common forms of curable cancers
MANILA, PHILIPPINES
Breast cancer by stage at diagnosis 1995

In situ 1% I 4%

Unk 13%
Stage II+:
IV 8% 94%

II 50%
III 23%
Percentage of patients presented at late stage for nasopharyngeal cancer (NPC), breast and
cervix in Department of Radiotherapy and Oncology (DRO), Sarawak General Hospital (SGH)
(1991-1999) , following a programme of training of health personnel to improve their skills in early
detection of these cancers (1991-1996), and, at the same time, a public education programme to raise
awareness of these diseases, and their early signs and symptoms

Devi, B. et al. Ann Oncol 2007 18:1172-1176; doi:10.1093/annonc/mdm105


Priorities in cancer control

1. Prevention
2. Early detection
3. Treatment

Cancer therapy often relatively expensive


- making the best use of available resources
Two recommendations from the Institute of Medicine committee on
cancer control in low and medium income countries, 2006

Countries should consider establishing a government-supported cancer


“center of excellence” that provides resource-level appropriate services to
the public and acts as a reference point for national cancer control.

Resource-level specific guidelines for the overall management of major


cancers for which treatment can make a substantial difference in a
meaningful proportion of patients should be developed
Palliative Care
Concerned with QUALITY OF LIFE

Prevent & relieve suffering


through:

Management of pain

(and other
problems, physical, psychosocia
l and spiritual)
Surveillance is an essential component of a NCCP

Setting priorities
Setting objectives
Evaluating outcome
Comparing with resource inputs
EVALUATION OF

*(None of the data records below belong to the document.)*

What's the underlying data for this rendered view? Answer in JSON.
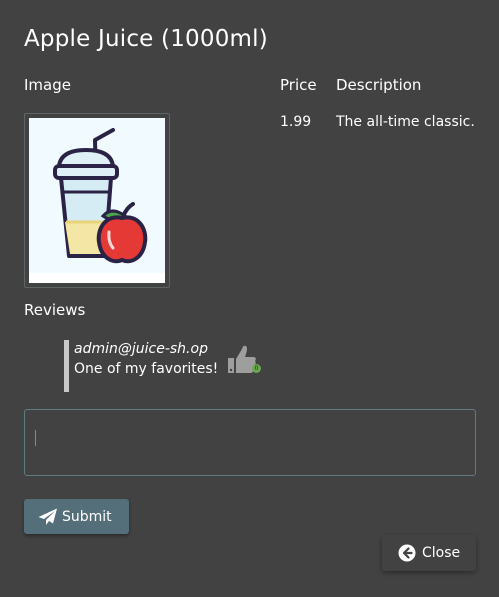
{
  "product": {
    "name": "Apple Juice (1000ml)",
    "price": "1.99",
    "description": "The all-time classic."
  },
  "columns": {
    "image": "Image",
    "price": "Price",
    "description": "Description"
  },
  "reviews": {
    "label": "Reviews",
    "items": [
      {
        "author": "admin@juice-sh.op",
        "text": "One of my favorites!",
        "likes": "0"
      }
    ]
  },
  "review_input": {
    "value": "",
    "placeholder": ""
  },
  "buttons": {
    "submit": "Submit",
    "close": "Close"
  },
  "icons": {
    "submit": "paper-plane-icon",
    "close": "arrow-circle-left-icon",
    "like": "thumbs-up-icon"
  },
  "colors": {
    "background": "#424242",
    "submit_button": "#546e7a",
    "like_badge": "#6aa84f"
  }
}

Effectiveness
Does the programme achieve its objective?

Efficiency
Costs in relation to outcome
Thank you